Phase 1 enabled me to broaden my knowledge and become familiar with several of the space program disciplines mentioned in the first paragraph; they represent the SSP’s seven academic departments. Some presentations were given by Canadian scientists working in the space industry, including Ms. Su-Yin Tan (Space Applications), Doug Hamilton (Life Sciences) and Christian Sallaberger (Business and Management). Phase 1 also included seminars and thematic days. Some of the seminars were compulsory (e.g. report writing and orbital mechanics) while others were elective according to each student’s own interests (e.g. robotics and geostationary satellite design). A final exam is given at the beginning of week 5 to test the participants’ acquired knowledge.
During Phase 2 of the 2012 SSP, I opted to pursue my studies in Space Applications. As part of the planned activities, we learned more about some space technologies and their scientific and social benefits. For example, we studied the analysis and interpretation of images taken by remote sensors, satellite navigation systems, communication satellites, geographic information systems and telescopes. I especially enjoyed the presentation given by Samuel Durrance (of the Columbia space shuttle crew), a space mission specialist who participated in the development of the Hopkins Ultraviolet Telescope. As part of these sessions, we also had to prepare individual research projects. I opted to explore GPS positioning technology and its estimated errors. In addition to the various academic sessions, several professional visits on space applications were organized.
My favourite ones were our visits to the Kennedy Space Center (where we got to see the Atlantis space shuttle up close) and to Cape Canaveral’s Air Force Station, which houses several historic elements of the American space program (Explorer 1, Mercury, Gemini, and the Apollo 1 launch pad, to name a few).
In Phase 3 of the SSP, we had to address a topic as a team in an interdisciplinary, intercultural and international environment. Among the four team projects proposed, I chose the one that involved a relatively new concept: spaceports. This project aimed at developing a progressive network of spaceports to facilitate exploration and commercial activity in space. The network banks on the most financially competitive resources (i.e. in situ resources to produce propellant, energy and materials). After numerous iterations and several hours dedicated to the many stages of this project, our 30-person team successfully submitted various deliverables, including a letter of intent, final report, project brief and presentation. This was a concrete example of international cooperation in the space sector.
In addition to the program’s three academic phases, several optional activities were offered. These enabled us to learn more about many topics of interest (optional conferences), take part in professional visits or network with invited guests (participants, speakers and former students). Cultural evenings were not only an opportunity to socialize and have fun, they also taught us more about the countries other participants came from. Finally, I will never forget witnessing firsthand the launch of space missions Atlas V and Delta IV Heavy from the deck of NASA’s Operations Support Building. What an incredible privilege afforded to us!

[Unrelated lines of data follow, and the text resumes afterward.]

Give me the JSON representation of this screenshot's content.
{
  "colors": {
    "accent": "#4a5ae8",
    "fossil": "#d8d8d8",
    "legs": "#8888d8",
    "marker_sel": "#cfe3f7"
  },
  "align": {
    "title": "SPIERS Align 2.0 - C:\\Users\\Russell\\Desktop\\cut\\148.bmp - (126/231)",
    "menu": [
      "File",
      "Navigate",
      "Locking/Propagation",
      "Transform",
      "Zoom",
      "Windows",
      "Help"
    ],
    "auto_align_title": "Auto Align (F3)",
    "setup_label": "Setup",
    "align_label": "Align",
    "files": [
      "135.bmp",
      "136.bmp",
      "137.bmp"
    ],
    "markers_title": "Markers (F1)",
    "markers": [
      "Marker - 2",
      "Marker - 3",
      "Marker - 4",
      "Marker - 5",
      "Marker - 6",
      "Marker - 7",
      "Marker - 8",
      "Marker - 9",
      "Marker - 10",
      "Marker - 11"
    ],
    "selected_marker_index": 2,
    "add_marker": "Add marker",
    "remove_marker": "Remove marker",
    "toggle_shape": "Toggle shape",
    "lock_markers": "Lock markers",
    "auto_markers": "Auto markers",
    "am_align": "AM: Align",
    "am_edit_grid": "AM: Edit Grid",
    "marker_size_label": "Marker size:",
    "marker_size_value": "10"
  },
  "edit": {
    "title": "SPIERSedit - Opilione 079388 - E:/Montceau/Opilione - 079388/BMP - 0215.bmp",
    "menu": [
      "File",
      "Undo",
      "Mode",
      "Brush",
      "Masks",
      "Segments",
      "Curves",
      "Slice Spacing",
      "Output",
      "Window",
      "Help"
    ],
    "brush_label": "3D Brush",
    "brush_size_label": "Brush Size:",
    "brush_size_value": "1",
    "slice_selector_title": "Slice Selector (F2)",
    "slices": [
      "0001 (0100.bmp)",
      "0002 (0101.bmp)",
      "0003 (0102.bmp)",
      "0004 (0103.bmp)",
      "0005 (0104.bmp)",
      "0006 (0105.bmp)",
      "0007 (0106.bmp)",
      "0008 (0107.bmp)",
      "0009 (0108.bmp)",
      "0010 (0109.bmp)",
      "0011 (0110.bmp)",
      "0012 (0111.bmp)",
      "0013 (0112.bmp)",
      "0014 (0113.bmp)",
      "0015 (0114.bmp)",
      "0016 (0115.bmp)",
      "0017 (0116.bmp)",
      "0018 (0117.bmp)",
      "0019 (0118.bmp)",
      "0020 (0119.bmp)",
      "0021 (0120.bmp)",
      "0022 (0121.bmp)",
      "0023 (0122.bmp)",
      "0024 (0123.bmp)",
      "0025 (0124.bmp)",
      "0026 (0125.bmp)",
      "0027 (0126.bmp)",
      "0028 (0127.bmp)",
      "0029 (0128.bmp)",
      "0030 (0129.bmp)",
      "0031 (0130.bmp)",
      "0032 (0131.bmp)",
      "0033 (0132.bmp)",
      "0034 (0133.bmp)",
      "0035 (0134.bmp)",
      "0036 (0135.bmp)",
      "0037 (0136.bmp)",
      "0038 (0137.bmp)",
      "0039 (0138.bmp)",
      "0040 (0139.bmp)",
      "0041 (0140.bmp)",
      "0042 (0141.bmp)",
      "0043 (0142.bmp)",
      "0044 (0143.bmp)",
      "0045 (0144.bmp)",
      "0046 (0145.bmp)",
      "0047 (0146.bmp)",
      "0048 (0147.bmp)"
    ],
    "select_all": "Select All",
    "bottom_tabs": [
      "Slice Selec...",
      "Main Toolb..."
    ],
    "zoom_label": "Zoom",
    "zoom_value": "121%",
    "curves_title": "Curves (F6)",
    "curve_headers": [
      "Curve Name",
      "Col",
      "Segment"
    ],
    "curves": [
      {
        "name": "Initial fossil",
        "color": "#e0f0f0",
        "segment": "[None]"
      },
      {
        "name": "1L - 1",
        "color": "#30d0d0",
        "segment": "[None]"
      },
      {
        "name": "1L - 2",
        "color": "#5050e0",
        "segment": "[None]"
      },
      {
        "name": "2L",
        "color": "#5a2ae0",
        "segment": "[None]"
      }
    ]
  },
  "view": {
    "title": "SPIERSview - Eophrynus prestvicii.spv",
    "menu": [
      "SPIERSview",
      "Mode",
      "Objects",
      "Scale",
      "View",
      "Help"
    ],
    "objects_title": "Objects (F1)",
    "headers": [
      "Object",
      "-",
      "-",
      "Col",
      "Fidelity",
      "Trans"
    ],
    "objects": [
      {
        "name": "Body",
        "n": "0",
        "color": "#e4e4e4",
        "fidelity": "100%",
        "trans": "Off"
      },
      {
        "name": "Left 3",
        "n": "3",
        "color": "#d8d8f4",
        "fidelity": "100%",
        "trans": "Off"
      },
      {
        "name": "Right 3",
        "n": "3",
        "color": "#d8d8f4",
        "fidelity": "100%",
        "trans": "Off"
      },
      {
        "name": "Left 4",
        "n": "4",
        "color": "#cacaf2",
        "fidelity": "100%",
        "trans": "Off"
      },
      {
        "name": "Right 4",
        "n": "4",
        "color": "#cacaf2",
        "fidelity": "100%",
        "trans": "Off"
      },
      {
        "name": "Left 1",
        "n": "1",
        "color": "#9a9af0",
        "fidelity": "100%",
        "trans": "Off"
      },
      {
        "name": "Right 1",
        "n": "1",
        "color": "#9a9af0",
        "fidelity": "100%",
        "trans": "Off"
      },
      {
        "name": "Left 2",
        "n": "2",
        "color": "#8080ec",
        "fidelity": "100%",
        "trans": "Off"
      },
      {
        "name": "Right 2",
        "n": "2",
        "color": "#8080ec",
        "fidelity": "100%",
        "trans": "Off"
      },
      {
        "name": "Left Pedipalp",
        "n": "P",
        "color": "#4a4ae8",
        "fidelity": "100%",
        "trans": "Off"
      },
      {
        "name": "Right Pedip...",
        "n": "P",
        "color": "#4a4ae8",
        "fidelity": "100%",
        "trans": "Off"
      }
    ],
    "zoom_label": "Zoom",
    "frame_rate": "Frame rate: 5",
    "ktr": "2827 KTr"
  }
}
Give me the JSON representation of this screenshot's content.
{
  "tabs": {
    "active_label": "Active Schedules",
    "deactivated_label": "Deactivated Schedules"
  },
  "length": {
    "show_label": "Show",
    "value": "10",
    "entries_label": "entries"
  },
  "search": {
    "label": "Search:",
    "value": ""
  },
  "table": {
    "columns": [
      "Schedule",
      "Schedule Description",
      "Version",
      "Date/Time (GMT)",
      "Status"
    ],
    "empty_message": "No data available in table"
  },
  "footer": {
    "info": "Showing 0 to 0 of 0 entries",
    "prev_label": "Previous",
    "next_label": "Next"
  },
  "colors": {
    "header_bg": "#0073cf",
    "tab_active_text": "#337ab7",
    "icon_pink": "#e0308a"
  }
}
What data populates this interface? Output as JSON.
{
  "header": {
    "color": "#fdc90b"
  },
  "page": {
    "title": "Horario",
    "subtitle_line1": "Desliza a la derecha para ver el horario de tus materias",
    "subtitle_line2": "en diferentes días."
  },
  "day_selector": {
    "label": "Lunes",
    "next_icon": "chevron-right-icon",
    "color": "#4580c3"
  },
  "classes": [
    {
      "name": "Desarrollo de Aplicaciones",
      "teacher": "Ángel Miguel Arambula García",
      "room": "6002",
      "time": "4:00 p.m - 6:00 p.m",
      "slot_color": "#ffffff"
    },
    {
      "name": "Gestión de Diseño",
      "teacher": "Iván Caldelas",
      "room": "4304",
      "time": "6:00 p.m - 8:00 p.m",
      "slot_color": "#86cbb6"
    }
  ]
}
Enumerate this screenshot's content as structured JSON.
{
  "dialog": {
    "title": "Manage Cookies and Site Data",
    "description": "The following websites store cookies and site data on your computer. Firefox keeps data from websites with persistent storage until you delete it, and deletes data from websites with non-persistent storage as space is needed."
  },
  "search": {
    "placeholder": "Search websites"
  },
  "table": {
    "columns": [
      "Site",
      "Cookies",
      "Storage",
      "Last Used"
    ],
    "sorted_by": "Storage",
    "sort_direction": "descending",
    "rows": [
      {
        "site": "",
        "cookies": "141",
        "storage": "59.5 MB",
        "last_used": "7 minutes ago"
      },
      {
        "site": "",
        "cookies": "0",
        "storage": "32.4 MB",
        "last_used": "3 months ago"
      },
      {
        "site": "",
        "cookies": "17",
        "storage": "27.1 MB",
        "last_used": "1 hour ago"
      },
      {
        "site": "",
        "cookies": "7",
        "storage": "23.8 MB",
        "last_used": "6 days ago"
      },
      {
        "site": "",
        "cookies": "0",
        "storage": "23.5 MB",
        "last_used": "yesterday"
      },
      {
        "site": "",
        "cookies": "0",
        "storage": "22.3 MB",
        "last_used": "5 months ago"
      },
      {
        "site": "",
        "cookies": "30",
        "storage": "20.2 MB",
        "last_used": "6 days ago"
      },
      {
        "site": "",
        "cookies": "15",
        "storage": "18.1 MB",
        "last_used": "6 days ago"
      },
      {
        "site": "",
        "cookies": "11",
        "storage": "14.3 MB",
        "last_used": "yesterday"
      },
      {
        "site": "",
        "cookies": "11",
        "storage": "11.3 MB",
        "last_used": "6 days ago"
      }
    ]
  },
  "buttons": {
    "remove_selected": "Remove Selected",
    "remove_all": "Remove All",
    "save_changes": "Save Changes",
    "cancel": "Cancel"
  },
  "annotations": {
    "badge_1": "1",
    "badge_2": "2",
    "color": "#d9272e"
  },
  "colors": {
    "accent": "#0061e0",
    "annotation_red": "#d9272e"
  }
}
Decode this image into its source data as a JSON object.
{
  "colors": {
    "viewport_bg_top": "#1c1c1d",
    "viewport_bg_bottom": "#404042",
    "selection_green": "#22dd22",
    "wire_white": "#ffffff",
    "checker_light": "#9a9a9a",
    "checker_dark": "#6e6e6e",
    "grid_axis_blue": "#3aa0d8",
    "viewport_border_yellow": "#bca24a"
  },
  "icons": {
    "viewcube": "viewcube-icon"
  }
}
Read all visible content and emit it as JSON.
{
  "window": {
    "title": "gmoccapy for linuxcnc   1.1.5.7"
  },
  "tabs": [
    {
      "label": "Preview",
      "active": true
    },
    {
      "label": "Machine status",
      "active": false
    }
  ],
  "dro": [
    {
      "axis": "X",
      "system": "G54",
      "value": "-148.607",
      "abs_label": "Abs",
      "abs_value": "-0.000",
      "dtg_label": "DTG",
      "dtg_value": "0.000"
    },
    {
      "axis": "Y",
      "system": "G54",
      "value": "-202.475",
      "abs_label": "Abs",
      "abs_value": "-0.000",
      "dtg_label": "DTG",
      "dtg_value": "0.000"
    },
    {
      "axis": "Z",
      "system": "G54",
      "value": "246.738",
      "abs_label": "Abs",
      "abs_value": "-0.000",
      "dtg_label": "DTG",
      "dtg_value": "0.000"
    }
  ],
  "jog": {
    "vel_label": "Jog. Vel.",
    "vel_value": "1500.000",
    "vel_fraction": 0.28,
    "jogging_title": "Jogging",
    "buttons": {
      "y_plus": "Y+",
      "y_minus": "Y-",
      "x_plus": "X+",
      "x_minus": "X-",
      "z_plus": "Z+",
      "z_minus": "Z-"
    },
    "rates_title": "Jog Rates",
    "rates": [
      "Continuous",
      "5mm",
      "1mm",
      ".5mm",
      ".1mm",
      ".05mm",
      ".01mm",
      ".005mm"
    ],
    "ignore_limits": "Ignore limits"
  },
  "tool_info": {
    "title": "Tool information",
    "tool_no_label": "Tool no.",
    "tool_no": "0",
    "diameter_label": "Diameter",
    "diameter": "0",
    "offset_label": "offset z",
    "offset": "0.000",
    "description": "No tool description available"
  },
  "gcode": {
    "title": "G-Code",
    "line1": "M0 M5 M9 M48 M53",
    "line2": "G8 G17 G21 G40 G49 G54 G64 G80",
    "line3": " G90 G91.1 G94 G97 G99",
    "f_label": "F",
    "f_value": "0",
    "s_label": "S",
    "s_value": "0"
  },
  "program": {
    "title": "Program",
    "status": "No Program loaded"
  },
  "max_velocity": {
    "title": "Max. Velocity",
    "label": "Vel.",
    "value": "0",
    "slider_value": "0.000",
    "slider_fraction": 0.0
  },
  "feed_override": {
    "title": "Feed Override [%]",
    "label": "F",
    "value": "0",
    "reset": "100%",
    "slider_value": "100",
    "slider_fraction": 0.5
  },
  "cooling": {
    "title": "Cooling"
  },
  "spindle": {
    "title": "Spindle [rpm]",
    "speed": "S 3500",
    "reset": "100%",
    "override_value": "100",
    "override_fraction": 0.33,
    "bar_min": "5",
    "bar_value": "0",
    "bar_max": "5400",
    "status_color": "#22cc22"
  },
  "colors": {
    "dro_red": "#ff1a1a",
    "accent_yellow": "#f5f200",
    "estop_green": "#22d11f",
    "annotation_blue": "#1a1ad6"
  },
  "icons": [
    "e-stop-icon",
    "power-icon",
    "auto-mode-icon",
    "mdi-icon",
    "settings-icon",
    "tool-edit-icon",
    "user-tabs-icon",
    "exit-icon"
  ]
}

The experience I acquired and the professional contacts I made during the 2012 SSP will not only have a positive impact on my master’s studies in Aerospace Engineering, but also on my professional development.
Don’t forget that the ISU will soon be coming to ÉTS. In fact, ÉTS and HEC Montréal will be hosting the 2014 SSP next summer!